No matter which way the series ends, "I can't lose," Jordan said in a phone interview Monday. "I want Phil to win. Phil is the mainstay and he's a great coach. He's been through a tough year, trying to keep that team together. But that Carolina connection, I love Larry Brown. He's deserved to win a championship for years and he's finally in the position to do it, so I want him to win it. I also want Rip [Hamilton] to win and Joe Dumars to win it, too. I can't lose."

Jordan has strong feelings about those involved in this series but foremost he wanted to explain his rationale for trading Hamilton, his teammate in 2001-02.

Hamilton, Jordan said, wanted a contract extension, for around $8 million per year.

"It became a money issue," said Jordan, who ran the front office from January 2000 to September 2001 before playing for two seasons. "I took it to [Wizards owner] Abe Pollin and all the people involved and nobody felt comfortable about paying what he was asking. We told him that and he suggested we explore trades. We looked at the flip side of getting value back and figured if we trade this guy, we'd get value from Stackhouse, him being a mature player, a hop and skip from being an all-star player. Stackhouse had an opt-out in his contract and if he did, we were very flexible in the free agent department."

So flexible, they would have had enough room to try to lure Bryant or Minnesota's Kevin Garnett, Jordan said. But Pollin fired Jordan last spring and added two years onto Stackhouse's contract.

Hamilton, meantime, has emerged as a rising star in these finals, averaging 21.5 points. Being traded from Washington, which drafted him out of Connecticut in 1999, "was kind of tough because when they tell you that you're the franchise player and then all of a sudden they mess around and trade you, it's crazy," Hamilton said yesterday. "I just try to come out every night, play hard, just to prove to everybody that I can play at this level."

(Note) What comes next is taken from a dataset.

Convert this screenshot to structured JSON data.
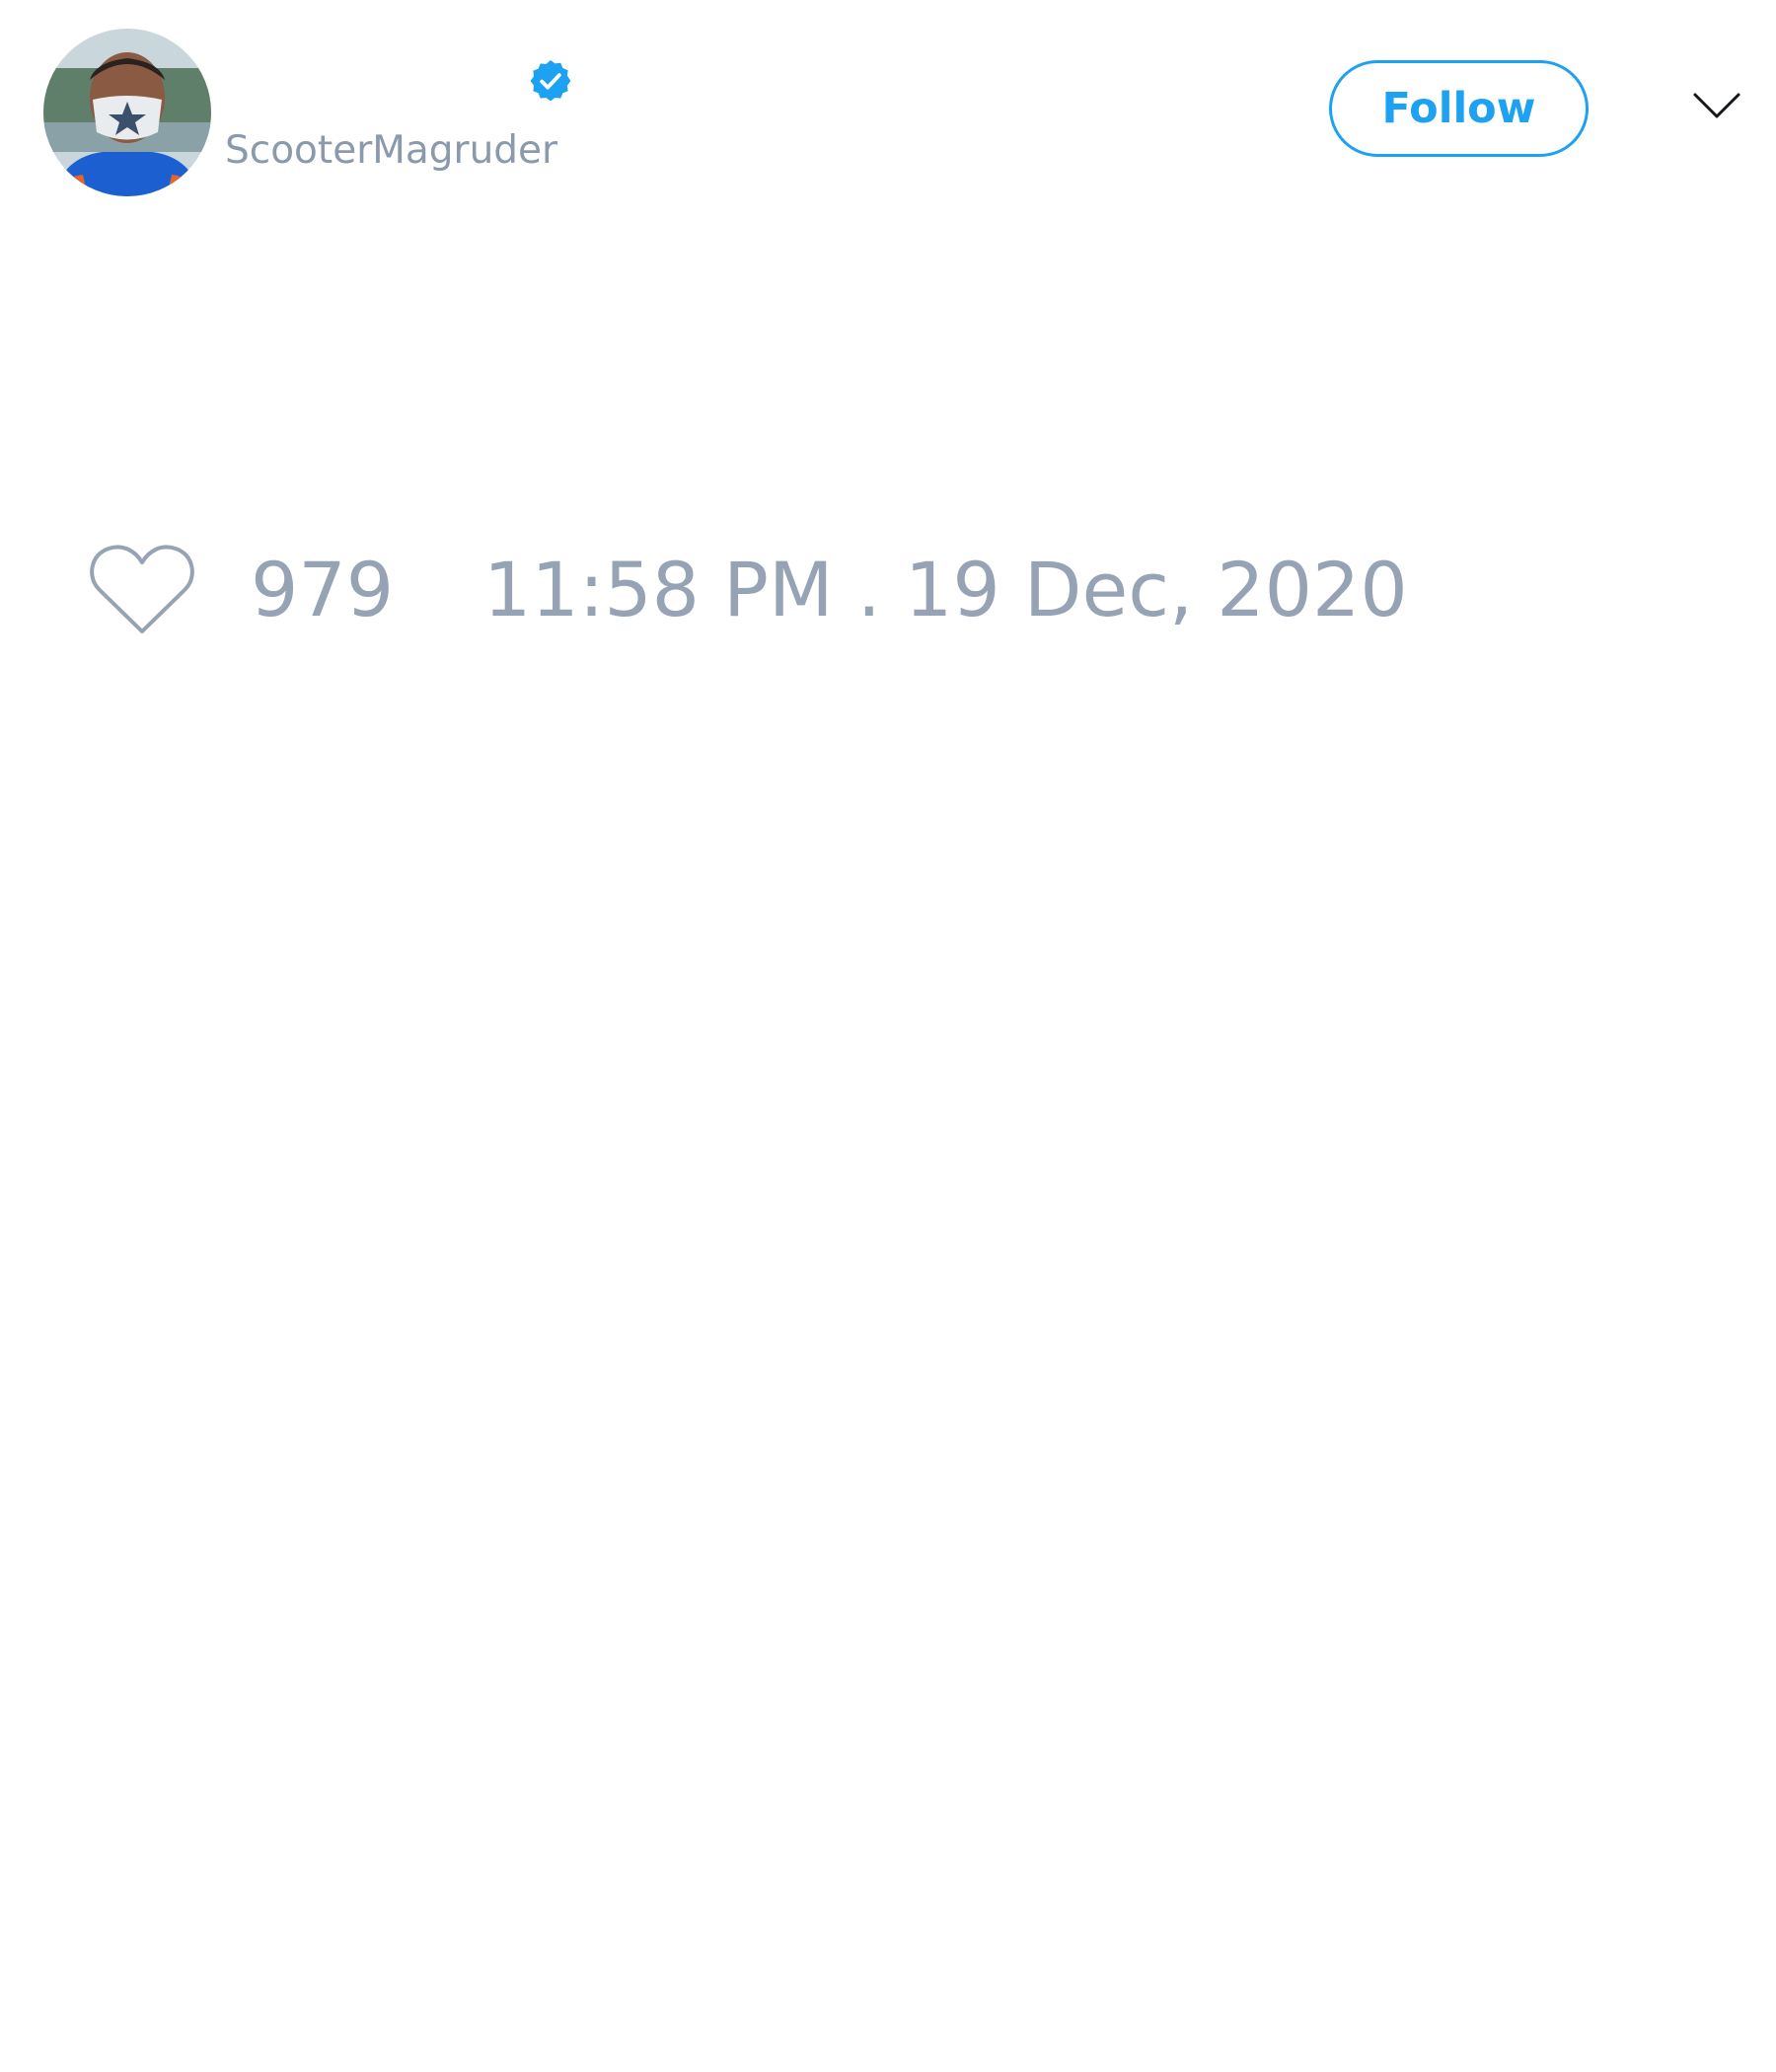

Jordan said he figured Hamilton would develop and that the Pistons, loaded with depth, defenders and having Brown as the coach, were a perfect fit for Hamilton. As for Brown, Jordan said, "He's finally got the right pieces to fit his coaching style." He went on.

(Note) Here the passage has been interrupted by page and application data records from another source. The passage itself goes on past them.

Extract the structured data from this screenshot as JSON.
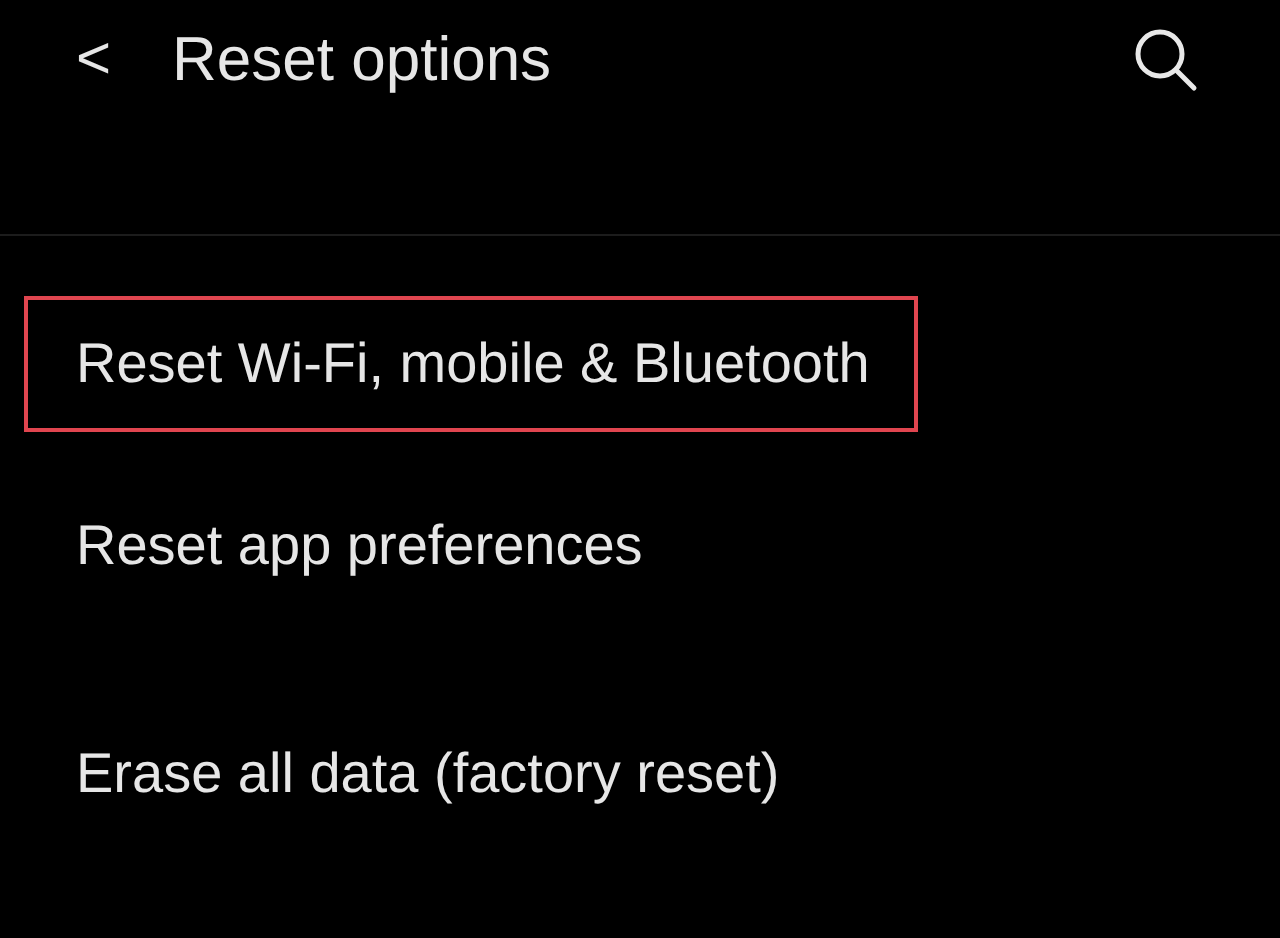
{
  "header": {
    "back_icon": "<",
    "title": "Reset options"
  },
  "items": [
    {
      "label": "Reset Wi-Fi, mobile & Bluetooth",
      "highlighted": true
    },
    {
      "label": "Reset app preferences",
      "highlighted": false
    },
    {
      "label": "Erase all data (factory reset)",
      "highlighted": false
    }
  ]
}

"It's strictly defense with Larry, always has been," Jordan said. "He always had defense, but not enough offense. He's got the best of both worlds now." The same wasn't said for Jackson.

"He was dealt some tough cards," Jordan said. "A deck with Kobe being who he was, in terms of what he has to deal with personally [sexual assault charges]. You've got Gary, who's never really been in a structured system, Karl, who's only been in a structured system, and Shaq being the focal point. All those guys are adjusting to things, you've got egos to maneuver around and with that comes headaches because some players won't accept their roles.

"In Chicago, we were so good because players had to accept roles. The strongest personality was the one there the longest -- me -- then Scottie [Pippen]. Everybody else who came in had to fall in line. You had people who understood what their roles were. Scottie and I never battled about who was number one and who was number two. It made coaching so much easier and it made the system sellable. Now you've got four guys with the Lakers, with one guy willing to sacrifice everything to get a ring, another guy willing to sacrifice but also be an integral part and the other two who have been there for a while fighting over who's the number one option. That's tough.

"Phil's done a heck of a job to get this team where they are but now when you need sacrifice from everybody . . .

"Another thing that comes into play, is when you do something more than once, you lose some of that hunger to do it again. Those guys are trying to do something for the fourth time. That is so hard. I lived through that. You've got to keep reinventing challenges so you can maintain that hunger.

"If you don't, there's a team more hungry than you. They're going and getting those loose balls and making sure that every possession is important. With the Lakers, from what I've seen, every possession isn't important. They think they can turn it on and turn it off. That doesn't work and they've come up against that hungry team."